1. The sense that distinguishes the sweet, sour, salty, and bitter qualities of dissolved substances in contact with the taste buds on the tongue. 2. A personal preference or liking: a taste for adventure. 3. The faculty of discerning what is aesthetically excellent or appropriate.
I had been pondering the subject of taste as it relates to wine enjoyment and enthusiasm lately. Then, just today, I read a very good article titled Scents and Sensibility in the New Yorker that completely summed up and clarified this whole topic of taste for me. The author John Lancaster, illustrates why taste descriptions vary so widely, and more importantly, why that's perfectly ok. For one thing, taste is difficult to verbalize except by equating it to another known taste. So, someone who has experienced a similar taste in the past is better equipped to describe it later when they run into it again. Please, when you are done here go and read this article...

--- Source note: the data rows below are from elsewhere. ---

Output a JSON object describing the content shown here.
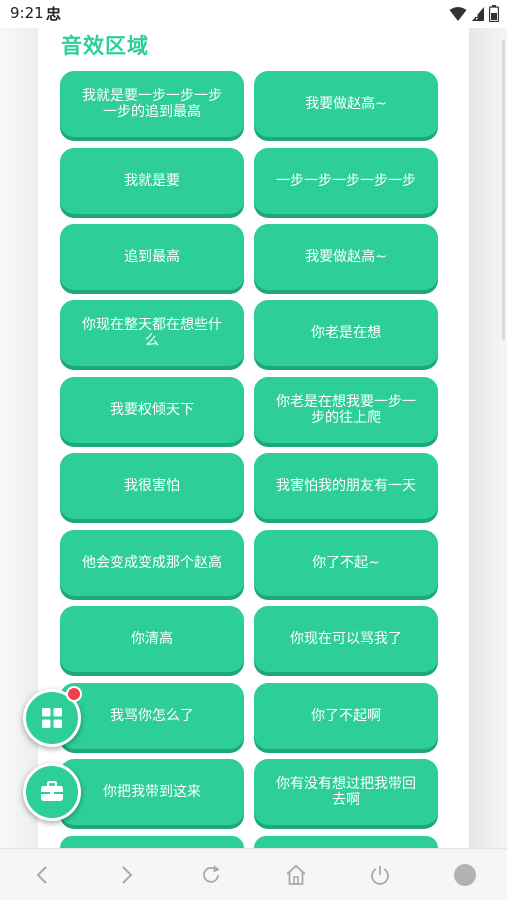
{
  "status_bar": {
    "time": "9:21",
    "notif_glyph": "忠",
    "icons": [
      "wifi-icon",
      "signal-icon",
      "battery-icon"
    ]
  },
  "section": {
    "title": "音效区域"
  },
  "sound_buttons": [
    {
      "label": "我就是要一步一步一步一步的追到最高"
    },
    {
      "label": "我要做赵高~"
    },
    {
      "label": "我就是要"
    },
    {
      "label": "一步一步一步一步一步"
    },
    {
      "label": "追到最高"
    },
    {
      "label": "我要做赵高~"
    },
    {
      "label": "你现在整天都在想些什么"
    },
    {
      "label": "你老是在想"
    },
    {
      "label": "我要权倾天下"
    },
    {
      "label": "你老是在想我要一步一步的往上爬"
    },
    {
      "label": "我很害怕"
    },
    {
      "label": "我害怕我的朋友有一天"
    },
    {
      "label": "他会变成变成那个赵高"
    },
    {
      "label": "你了不起~"
    },
    {
      "label": "你清高"
    },
    {
      "label": "你现在可以骂我了"
    },
    {
      "label": "我骂你怎么了"
    },
    {
      "label": "你了不起啊"
    },
    {
      "label": "你把我带到这来"
    },
    {
      "label": "你有没有想过把我带回去啊"
    }
  ],
  "floating_buttons": {
    "grid_icon": "grid-icon",
    "toolbox_icon": "toolbox-icon"
  },
  "bottom_nav": {
    "icons": [
      "back-icon",
      "forward-icon",
      "refresh-icon",
      "home-icon",
      "power-icon",
      "circle-icon"
    ]
  },
  "colors": {
    "accent": "#2ecf96",
    "accent_shadow": "#1fa877",
    "title": "#2ccf9a",
    "badge": "#f04050"
  }
}
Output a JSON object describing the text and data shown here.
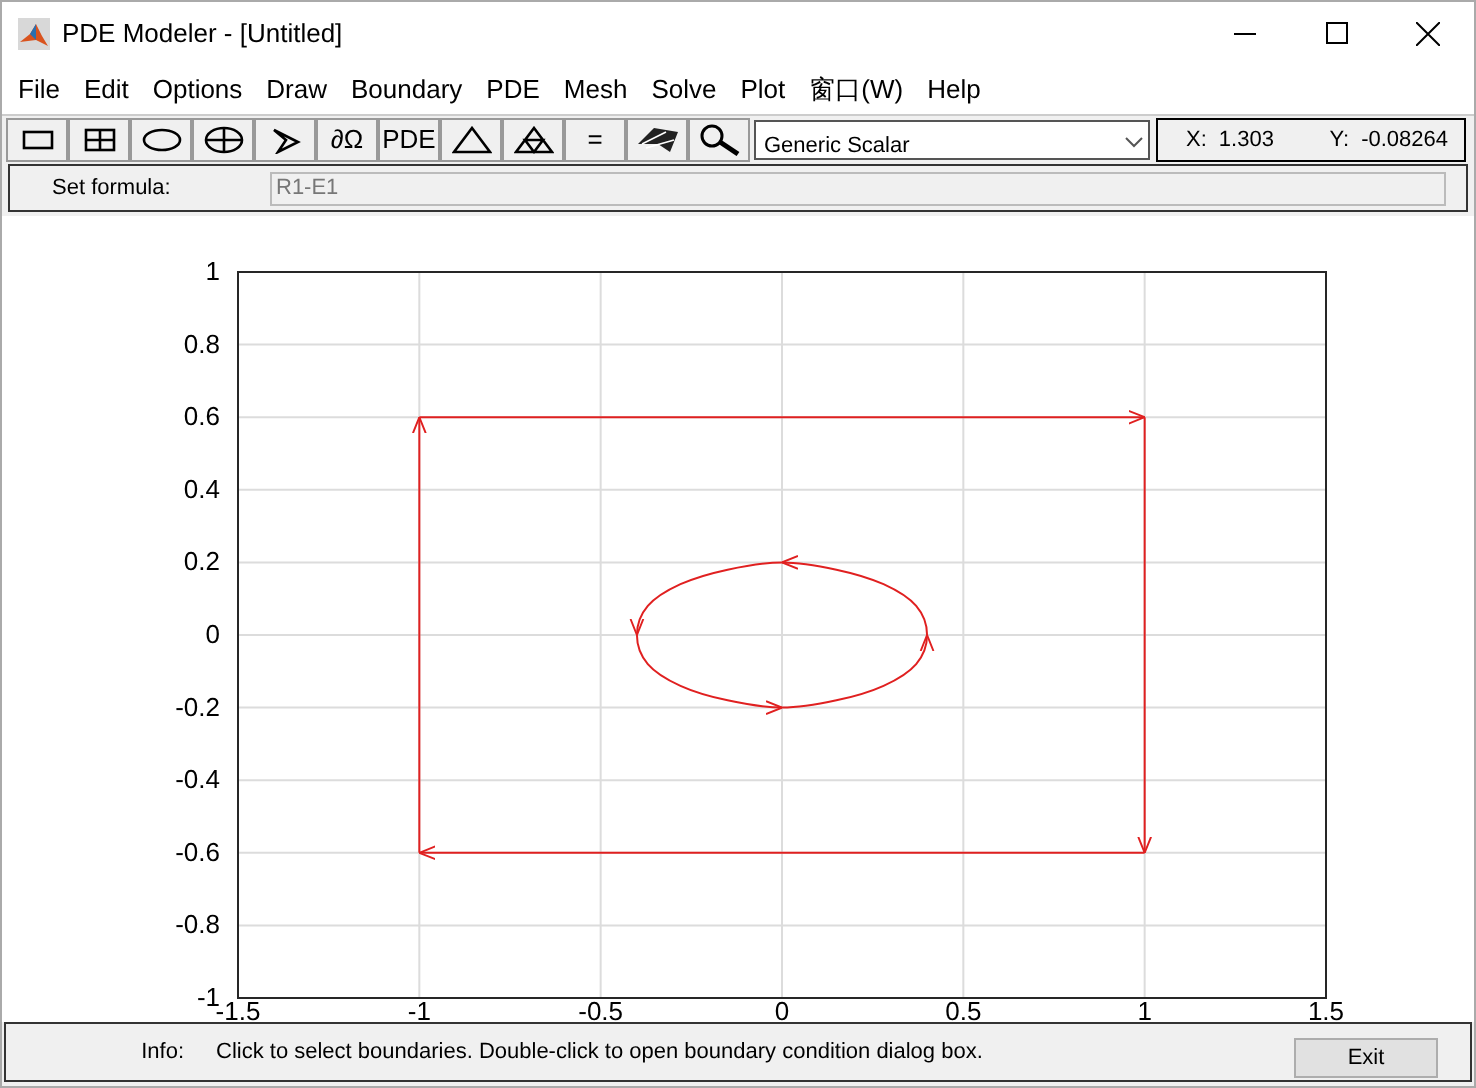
{
  "window": {
    "title": "PDE Modeler - [Untitled]"
  },
  "menu": [
    "File",
    "Edit",
    "Options",
    "Draw",
    "Boundary",
    "PDE",
    "Mesh",
    "Solve",
    "Plot",
    "窗口(W)",
    "Help"
  ],
  "toolbar": [
    {
      "kind": "icon"
    },
    {
      "kind": "icon"
    },
    {
      "kind": "icon"
    },
    {
      "kind": "icon"
    },
    {
      "kind": "icon"
    },
    {
      "kind": "text",
      "label": "∂Ω"
    },
    {
      "kind": "text",
      "label": "PDE"
    },
    {
      "kind": "icon"
    },
    {
      "kind": "icon"
    },
    {
      "kind": "text",
      "label": "="
    },
    {
      "kind": "icon"
    },
    {
      "kind": "icon"
    }
  ],
  "application_mode": {
    "value": "Generic Scalar"
  },
  "coordinates": {
    "x_label": "X:",
    "x_value": "1.303",
    "y_label": "Y:",
    "y_value": "-0.08264"
  },
  "formula": {
    "label": "Set formula:",
    "value": "R1-E1"
  },
  "chart_data": {
    "type": "line",
    "grid": true,
    "xlim": [
      -1.5,
      1.5
    ],
    "ylim": [
      -1,
      1
    ],
    "xticks": [
      -1.5,
      -1,
      -0.5,
      0,
      0.5,
      1,
      1.5
    ],
    "yticks": [
      -1,
      -0.8,
      -0.6,
      -0.4,
      -0.2,
      0,
      0.2,
      0.4,
      0.6,
      0.8,
      1
    ],
    "series": [
      {
        "color": "#e02020",
        "x": [
          -1,
          -1,
          1,
          1,
          -1
        ],
        "values": [
          -0.6,
          0.6,
          0.6,
          -0.6,
          -0.6
        ]
      },
      {
        "color": "#e02020",
        "x": [
          0.4,
          0.37,
          0.28,
          0.15,
          0,
          -0.15,
          -0.28,
          -0.37,
          -0.4,
          -0.37,
          -0.28,
          -0.15,
          0,
          0.15,
          0.28,
          0.37,
          0.4
        ],
        "values": [
          0,
          0.08,
          0.14,
          0.18,
          0.2,
          0.18,
          0.14,
          0.08,
          0,
          -0.08,
          -0.14,
          -0.18,
          -0.2,
          -0.18,
          -0.14,
          -0.08,
          0
        ]
      }
    ]
  },
  "info": {
    "label": "Info:",
    "text": "Click to select boundaries. Double-click to open boundary condition dialog box."
  },
  "buttons": [
    {
      "label": "Exit"
    }
  ]
}
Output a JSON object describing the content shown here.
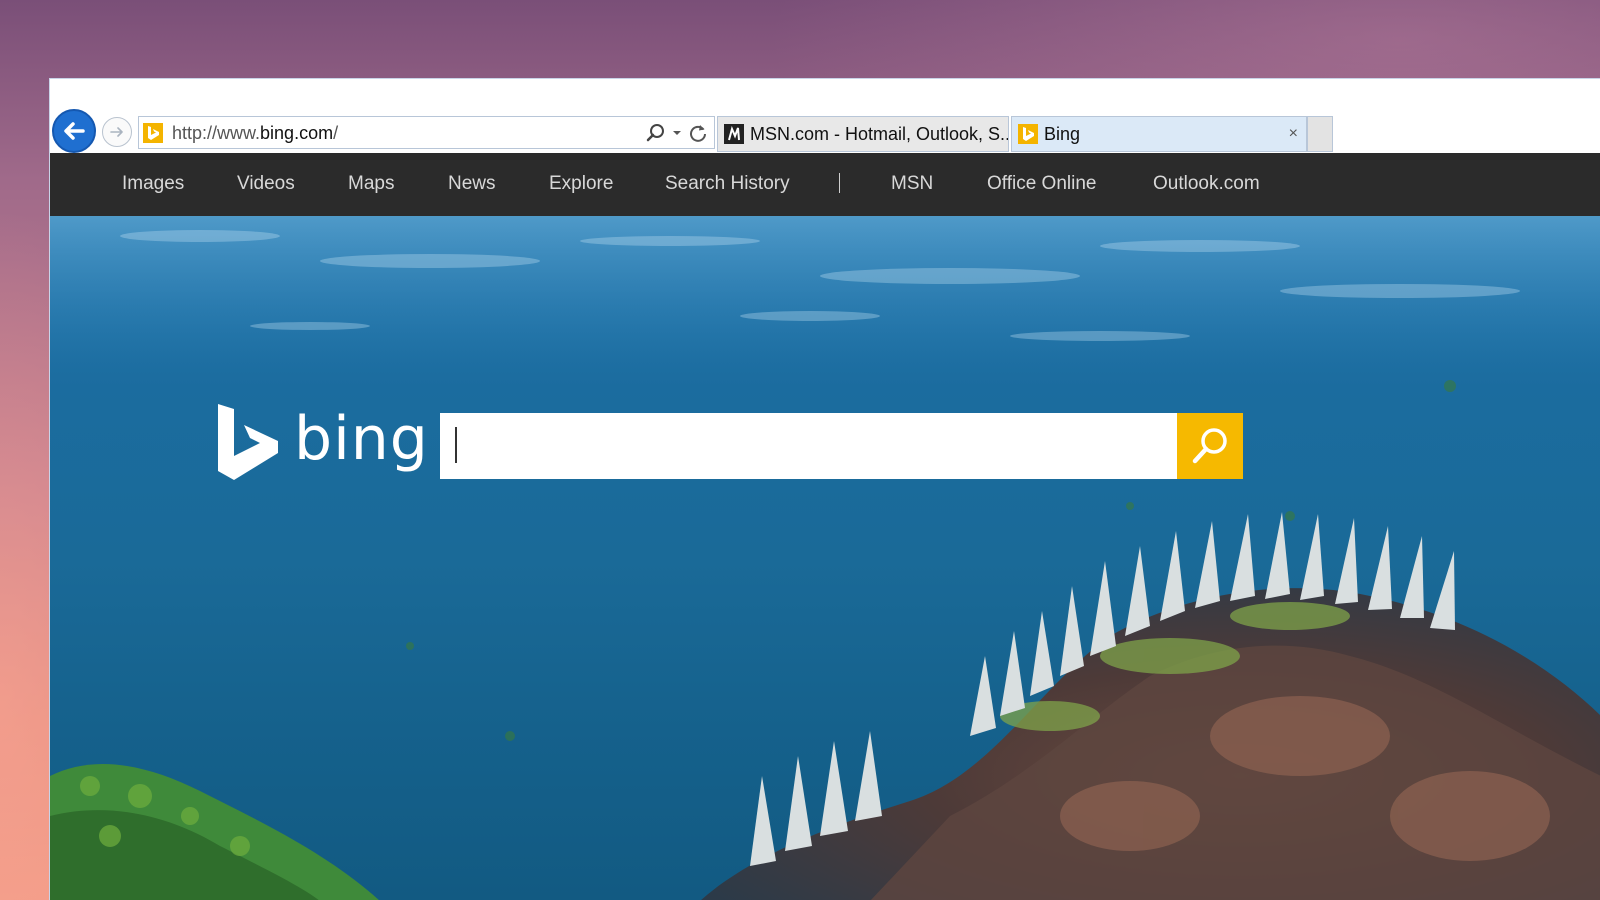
{
  "browser": {
    "address": {
      "url_prefix": "http://www.",
      "url_domain": "bing.com",
      "url_suffix": "/"
    },
    "tabs": [
      {
        "label": "MSN.com - Hotmail, Outlook, S...",
        "active": false
      },
      {
        "label": "Bing",
        "active": true,
        "close": "×"
      }
    ]
  },
  "nav": {
    "items": [
      "Images",
      "Videos",
      "Maps",
      "News",
      "Explore",
      "Search History",
      "MSN",
      "Office Online",
      "Outlook.com"
    ]
  },
  "bing": {
    "logo_text": "bing",
    "search_value": ""
  },
  "colors": {
    "accent": "#f6b900",
    "back_button": "#1f6fd0",
    "navbar": "#2b2b2b",
    "water": "#1b6c9f"
  },
  "icons": [
    "back-arrow-icon",
    "forward-arrow-icon",
    "bing-favicon-icon",
    "search-icon",
    "dropdown-icon",
    "refresh-icon",
    "msn-favicon-icon",
    "close-icon",
    "magnifier-icon"
  ]
}
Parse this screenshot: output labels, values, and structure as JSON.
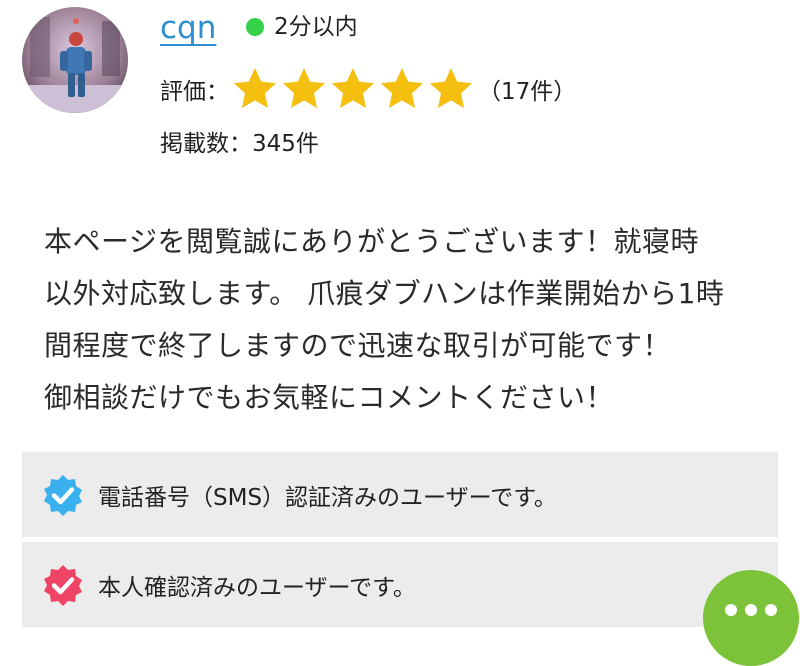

I recently tasted a South American Syrah that smelled exactly like someone ELSE’S grandma. In other words, it smelled like foreign grandma, which is to say, completely unfamiliar. When it comes to grandmas, familiarity is a desirable quality, therefore, this wine was quite unappealing to me. Have I ever smelled ‘unfamiliar grandma’? Perhaps, though I can’t say for sure—it was unfamiliar.
Romanticism vs. Science?
In his article, Lancaster quotes examples of “Romantic” tasting notes from Brideshead Revisited along with quotes from the pragmatic UC Davis professors Amerine and Roessler who seemed to be of the opinion that taste should be 100% quantifiable. To what end, I can’t be sure. Clearly, they are not tasting wine for enjoyment (granted UC Davis professors wouldn’t be sipping wine for enjoyment on the job). Evidently, the goal of this is to enable clear communication between wine producers and consumers as to what flavors will be found in the wine.
Yes…Do you have anything that tastes like The Last Unicorn? No? Ok, just give me a blueberry & cranberry with subtle vanilla notes--heavy on the blueberry and animali--with a finish of Ecuadorian dark chocolate (86% cacao), a wisp of smoke and a soupçon of cardamom...oh, and hold the brett, please.
From Scents & Sensibility
A trained nose can become very, very good at isolating these sensory experiences and matching them with the relevant molecules. Theoretically, every known odorant molecule could have an agreed descriptor. The descriptor wouldn't need to be in words: it could be a number, so that the wintergreen scent of methyl salicylate would be 172, say, and the garlicky odor of allicin would be 402. That would be the beginnings of a fully scientific language of taste - a joyless, inhuman prospect.
Lancaster also borrows some amusing quotes from a perfume critic which are wonderfully descriptive and I think, much more useful then a list of molecules--but, hey, that's me. So, what do you say? Is it time we 'agree to disagree' when it comes to taste?